We had a few days of shopping while anchored in the huge calm bay of Charlotte Amalie close to the cruise ships and superyachts. Apparently this one has 60 staff, 2 teams of 30!
Francis Bay was a wonderful base for walks, with beautiful views over Cinnamon, Maho and Francis Bays.
Ian had been keen to get to the Soggy Dollar bar, so we left Sea Cloud at anchor in Great Harbour
and walked around to the beautiful White Beach,
where we (as one does) drank our painkillers in the water.
then relaxed on the beach – something we never do
Benures Bay on Norman Island was beautiful, close to ‘the Indians’ for a morning snorkel.
After an anniversary dinner on Cooper Island (where it all began), we sailed to Anegada, the northernmost island in the BVI. We had hesitated about coming here as it is shallow! As the conditions were so calm we decided to try as it made a logical spot from which to sail to St Maarten. With a maximum height of only about 6metres, from a distance all you can see is a long spit of sand, beautiful blue water and a few trees.
By the look of the charts, with Sea Cloud’s draft of 2.35m, we should have been able to get into the anchorage (just). But as the depth gauge read 2.1m, we made a hasty retreat, fortunately without touching bottom.

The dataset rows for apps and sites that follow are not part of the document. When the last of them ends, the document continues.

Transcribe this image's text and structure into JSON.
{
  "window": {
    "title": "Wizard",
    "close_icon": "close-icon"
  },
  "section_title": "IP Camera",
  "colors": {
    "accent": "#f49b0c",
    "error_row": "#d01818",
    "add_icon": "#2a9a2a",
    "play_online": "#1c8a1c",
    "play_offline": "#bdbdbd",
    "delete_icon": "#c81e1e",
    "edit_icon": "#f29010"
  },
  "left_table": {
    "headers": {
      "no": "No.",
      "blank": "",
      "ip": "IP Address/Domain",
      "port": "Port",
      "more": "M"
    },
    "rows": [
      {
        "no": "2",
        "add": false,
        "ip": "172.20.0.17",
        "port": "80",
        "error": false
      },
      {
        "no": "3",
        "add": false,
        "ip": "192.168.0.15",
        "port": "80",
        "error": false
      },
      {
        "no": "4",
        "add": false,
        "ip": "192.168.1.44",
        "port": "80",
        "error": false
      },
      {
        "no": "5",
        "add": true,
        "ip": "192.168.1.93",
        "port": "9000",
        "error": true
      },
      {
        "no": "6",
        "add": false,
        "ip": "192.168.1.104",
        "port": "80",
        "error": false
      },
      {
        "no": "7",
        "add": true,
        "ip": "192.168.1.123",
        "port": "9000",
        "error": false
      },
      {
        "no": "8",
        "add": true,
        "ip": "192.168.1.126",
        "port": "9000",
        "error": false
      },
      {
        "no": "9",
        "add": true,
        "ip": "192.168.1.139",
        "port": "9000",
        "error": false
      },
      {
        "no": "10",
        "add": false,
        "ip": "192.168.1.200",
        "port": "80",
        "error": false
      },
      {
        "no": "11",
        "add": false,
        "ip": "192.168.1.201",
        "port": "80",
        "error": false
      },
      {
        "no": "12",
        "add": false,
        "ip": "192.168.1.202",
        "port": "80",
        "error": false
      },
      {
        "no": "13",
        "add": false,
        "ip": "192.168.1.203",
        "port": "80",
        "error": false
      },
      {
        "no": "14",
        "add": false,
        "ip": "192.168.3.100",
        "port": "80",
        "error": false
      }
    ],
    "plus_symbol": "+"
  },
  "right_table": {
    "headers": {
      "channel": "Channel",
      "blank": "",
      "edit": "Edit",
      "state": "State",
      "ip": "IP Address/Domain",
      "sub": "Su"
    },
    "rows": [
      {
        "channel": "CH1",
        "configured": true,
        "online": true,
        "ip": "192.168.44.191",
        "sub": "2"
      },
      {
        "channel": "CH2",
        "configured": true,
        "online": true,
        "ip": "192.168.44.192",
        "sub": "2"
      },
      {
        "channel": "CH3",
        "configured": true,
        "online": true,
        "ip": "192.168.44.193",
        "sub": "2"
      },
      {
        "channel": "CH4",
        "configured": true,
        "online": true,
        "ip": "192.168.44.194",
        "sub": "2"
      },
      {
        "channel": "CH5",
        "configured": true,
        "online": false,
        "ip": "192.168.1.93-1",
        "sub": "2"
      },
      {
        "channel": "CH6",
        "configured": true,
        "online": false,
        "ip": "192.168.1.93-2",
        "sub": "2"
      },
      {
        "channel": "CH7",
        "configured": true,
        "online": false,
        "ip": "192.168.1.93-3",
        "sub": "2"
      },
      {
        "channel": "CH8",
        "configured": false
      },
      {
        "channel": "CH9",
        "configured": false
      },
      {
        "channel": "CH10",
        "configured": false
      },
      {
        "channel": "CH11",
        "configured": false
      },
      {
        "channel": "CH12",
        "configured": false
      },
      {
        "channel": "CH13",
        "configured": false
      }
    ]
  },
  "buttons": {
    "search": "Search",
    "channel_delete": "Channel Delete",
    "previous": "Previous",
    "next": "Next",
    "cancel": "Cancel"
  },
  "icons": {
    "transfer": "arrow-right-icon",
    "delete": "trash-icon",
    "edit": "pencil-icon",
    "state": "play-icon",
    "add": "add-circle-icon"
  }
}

The anchorage at Pomato Point was a little rolly, but not too far to head into town for Anegada’s famous lobster. Excitement during our dinghy ride – a stingray launched itself into the air in front of us…. amazing site!
I had vowed never to get on a scooter with Ian – he’s not great even on a pushbike. But Anegada is so flat, there are almost no cars, just the odd goat and cow on the road and I really wanted to snorkel on the other side of the island.